Who of us did not want to understand how much the pre-revolutionary worker or archers actually received under Peter I?
Were Russian tsars rich? And how did the Russian nobles live? What luxury items did they have at their disposal? How much did they cost? These are the questions that any historian is forced to answer when he talks about the life of the past.
But it’s not enough to just write “the suit cost forty rubles” - you want to understand the real value of these rubles, “convert” them into modern money. I believe that such a “transfer” is impossible - because the value of money cannot be assessed in isolation from the economic situation. And in the past it was fundamentally different.
The past covers many different eras, and the ruble of the Moscow Kingdom of the 17th century and the Catherine's ruble are completely different money. In addition, you need to take into account the difference in the price of silver and copper money in the Muscovite kingdom: silver coins were intended for trade with the West, and copper coins - for internal settlements, while the copper coin depreciated very quickly (in 1662, 15 copper coins were given for 1 silver kopeck), which eventually led to a riot (Copper Riot of 1662). Since the era of Catherine II, paper money was introduced in Russia - and from that time on, the difference in the value of bank notes and a silver coin must also be taken into account.
In order not to go into details of these estimates, they usually try to compare the price of a thing with the price of a kilogram of potatoes or a kilogram of meat, for example. But with such a comparison, it is necessary to take into account the context: for example, before Catherine's time, potatoes were not massively grown in Russia, so you will need to look for some other product to compare.
The pricing of meat in the pre-industrial era, in the absence of modern farms and abattoirs, was fundamentally different - meat was consumed by peasants very rarely, on holidays - cows in ordinary families were kept for milk, not for slaughter, and so on. More broadly, any prices from the past are very relative - sometimes we don't even have all the pricing information.
You can try to compare welfare in absolute terms. For example, we know that in the first half of the 19th century, a poor peasant family spent about 30-50 rubles a year - for the head of such a family, the ruble was a great value. For example, such a peasant saved up a year, or even several years, for a new plow horse. However - again - it must be borne in mind that money in that era was much easier to lose.
Before the appearance of banknotes and securities, money minted from precious metals at state mints was provided not with a "gold reserve", but with its own value - and therefore, much more often and more easily than now, it became the object of theft.
Going to the market for the same new horse, the peasant often carried in a small bag all his savings for a long time. They rob at the bazaar or cheat on the seller - and he is practically a beggar. By the way, it was the inability of the majority of serfs to manage financial affairs that very seriously tied them to their "own" landowner, who could help his serfs with transactions and business issues.
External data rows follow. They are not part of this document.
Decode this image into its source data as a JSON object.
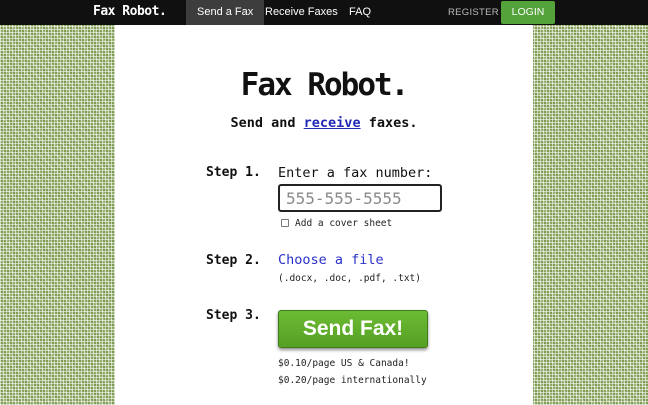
{
  "navbar": {
    "brand": "Fax Robot.",
    "links": [
      "Send a Fax",
      "Receive Faxes",
      "FAQ"
    ],
    "register": "REGISTER",
    "login": "LOGIN"
  },
  "hero": {
    "title": "Fax Robot.",
    "subtitle_pre": "Send and ",
    "subtitle_link": "receive",
    "subtitle_post": " faxes."
  },
  "steps": {
    "step1": {
      "label": "Step 1.",
      "title": "Enter a fax number:",
      "placeholder": "555-555-5555",
      "cover_sheet": "Add a cover sheet"
    },
    "step2": {
      "label": "Step 2.",
      "title": "Choose a file",
      "file_types": "(.docx, .doc, .pdf, .txt)"
    },
    "step3": {
      "label": "Step 3.",
      "button": "Send Fax!",
      "price_us": "$0.10/page US & Canada!",
      "price_intl": "$0.20/page internationally"
    }
  },
  "colors": {
    "navbar_bg": "#101010",
    "login_bg": "#53a23a",
    "send_button": "#62ad2b",
    "link": "#2a30c8",
    "background_pattern": "#7f9b52"
  }
}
The landowners themselves were also often not masters in financial matters. After the abolition of serfdom and the introduction of a system of ransom payments by the state, the landowners were in possession of securities - five percent redemption certificates for ransom loans on estates in which the former serfs were quitrent.
To receive interest on these securities, the landowner had to present a redemption certificate to the state treasury - or he could generally cancel the certificate and exchange it for bank notes.The state gave the landowners a financial instrument that they could use to trade on the stock exchange and increase their wealth. But not knowing how to use it, most of the Russian nobles simply cashed out all their ransom certificates and ended up in poverty - it is about such nobles that the play by A. Chekhov "The Cherry Orchard" tells.
Well, in the new Bolshevik Russia in the early years, real financial chaos reigned - the state banned the possession of precious metals and foreign currency and began to confiscate them from the population.
Money was rapidly depreciating, and by the early 1920s, hyperinflation swept across the country. Monetary circulation was stabilized only in 1922-1924. During the 20th century, the country went through a whole series of monetary reforms and denominations of the ruble - so the situation with the monetary system in Soviet and post-Soviet times was no less chaotic and difficult than in tsarist Russia.
So, comparing current and past prices, assessing the well-being of people of the past is a complex task. Such comparisons need to be made according to more than one parameter - it is better to take into account not only prices and wages, but also, in general, the availability and value of money in a particular era.